Revision advice for the summer examinations

Advice to support your off-spring as they head for their summer examinations

Barnaby Lenon, Chairman of the Independent Schools’ Council and former Headmaster of Harrow caused a minor media storm when he suggested that the Easter holidays were the time to put the hours into revision if you are facing examinations this summer.

He advocated studying for approximately seven hours a day, starting at 9am and with breaks finishing at 6pm allowing for an evening of relaxation. He makes other sensible suggestions such as ensuring notes are complete. However, it was his remarks about spending every day and even all day revising that attracted the most comment. Dr Kevin Stannard, Director of Learning and Innovation at the Girls’ Day School Trust, added his view which again most sensibly said quality over quantity and last minute cramming is not to be recommended.

I often use my three children’s approach to studying as examples of differing styles and what to do and perhaps more importantly want not to do when preparing for any form of test. My daughter is my eldest child and she always worked hard at school and was rewarded by high grades for her efforts. She was a steady worker making sure notes were completed as she was taught topics. She revised as she progressed and whilst examinations were not exactly a breeze she could not have done more or prepared better any earlier.

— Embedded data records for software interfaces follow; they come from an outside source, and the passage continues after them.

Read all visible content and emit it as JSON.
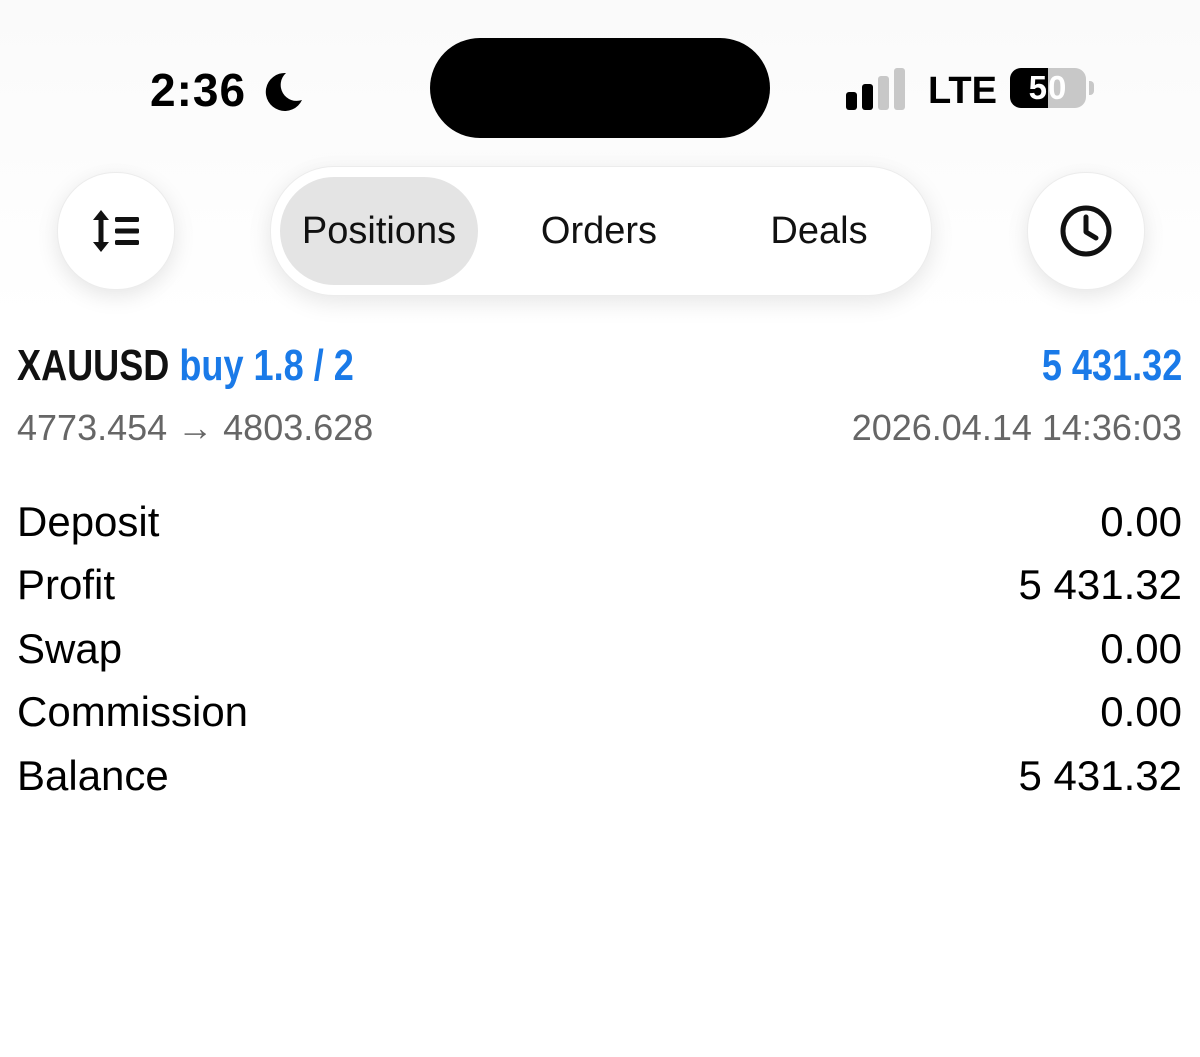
{
  "status_bar": {
    "time": "2:36",
    "network": "LTE",
    "battery_level": "50",
    "battery_fraction": 0.5,
    "focus_icon": "moon-icon",
    "signal_bars_active": 2,
    "signal_bars_total": 4
  },
  "toolbar": {
    "sort_icon": "sort-icon",
    "history_icon": "clock-icon",
    "tabs": [
      {
        "label": "Positions",
        "active": true
      },
      {
        "label": "Orders",
        "active": false
      },
      {
        "label": "Deals",
        "active": false
      }
    ]
  },
  "deal": {
    "symbol": "XAUUSD",
    "direction": "buy 1.8 / 2",
    "profit": "5 431.32",
    "prices": "4773.454 → 4803.628",
    "time": "2026.04.14 14:36:03",
    "accent_color": "#1a7ae8"
  },
  "details": [
    {
      "label": "Deposit",
      "value": "0.00"
    },
    {
      "label": "Profit",
      "value": "5 431.32"
    },
    {
      "label": "Swap",
      "value": "0.00"
    },
    {
      "label": "Commission",
      "value": "0.00"
    },
    {
      "label": "Balance",
      "value": "5 431.32"
    }
  ]
}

She soared over the hurdles. I never worried about her working to the best of her ability.

My elder son’s approach to studying was entirely different. I honestly do not think he has ever revised in the way that Mr Lenon suggests. There was neither quantity or quality as Dr Stannard would advocate. He was taught well which was his saviour and something must have gone into his brain during lessons because he attained a reasonable set of results – not sparkling but they got him onto the next stage. He skimmed the hurdles.

My youngest son was a little like his elder brother and he certainly was not conscientious albeit ambitious. He did follow the advice of Mr Lenon by photocopying his classmate’s anthology of poems but that was out of necessity as he needed to take a copy into the examination room and he had lost his version. He revised wholly from revision guides having never made and therefore filed any notes but at least he had the intention to study even if at the last minute. He did prepare by buying plastic pockets and file dividers for notes he never made. He was known to get up at 5am to go through topics on the day of the examination. He claimed, as he left home for important examinations, that there were topics he had not revised and he hoped questions on these areas would not be asked. He was also taught well which again offered some reassurance to me his anxious mother and he achieved the grades needed to get into medical school. Whilst at university he gradually came to understand that success only comes before work in the dictionary and now working as a doctor but still studying I notice he is revising well ahead of any assessment.  The learning curve has been steep but he has got there.

My daughter wanted to achieve well and it mattered to her. She was not manic or panicky about examinations but she does not like surprises and knows she is happiest going into any test situation prepared. She is the most organised person I know and lives by lists, rotas and timetables.

My elder son is the most laidback individual. He did not particularly care about examination results and aimed always for what he needed to be able to move on. He is easy to live with even if he is frustrating at times as he leaves organisation of his personal life to the last minute. Thankfully he is organised at work.

And as for my youngest son he wanted to do well and did care about results but left all his studying to the last minute which made him grumpy to live with and did nothing for my mental health. However much I nagged knowing he would be disappointed if the results did not go his way I only made myself miserable. If only I had known then what I know now I may have approached his examinations less anxious.

I wonder if the differences between my sons and daughter are gender related. Most of the women I know are organisers. The vast majority of girls I have taught like to be prepared. As both Mr Lenon and Dr Stannard’s most recent school experience is at boys’ schools is this what leads them to deliver advice about not leaving it too late and to avoiding cramming? My sons would disappear off to their bedrooms and try to convince me they were working when they were really doing anything and everything but studying. They procrastinated and left revising until tomorrow which of course never came.

As a Headmistress of a girls’ school my advice is always to work steadily. I preach often in assembly and at parents’ evenings that a revision day has three parts – morning, afternoon and evening – and to revise for only two of the three for two hours in each segment spilt into two one hour chunks.  I also say that whatever happens in the examinations there are always a variety of routes through to a successful adult life. With concerns growing about the mental health of teenagers I am mindful of the pressures they put upon themselves and they need to be encouraged to keep everything in perspective.

As a parent of a child facing important examinations you want to support your off-spring. If I have learned anything about steering children through the choppy waters of GCSE and A Levels it is that you cannot take the tests for them. As the saying goes you can lead a horse to water but you cannot make them drink. My role was to provide encouragement, occasional carefully given advice, food and home comforts and most importantly to keep calm.  In the words of Dr Stannard “Like Easter itself, holiday revision might start in misery but it should end in joy”.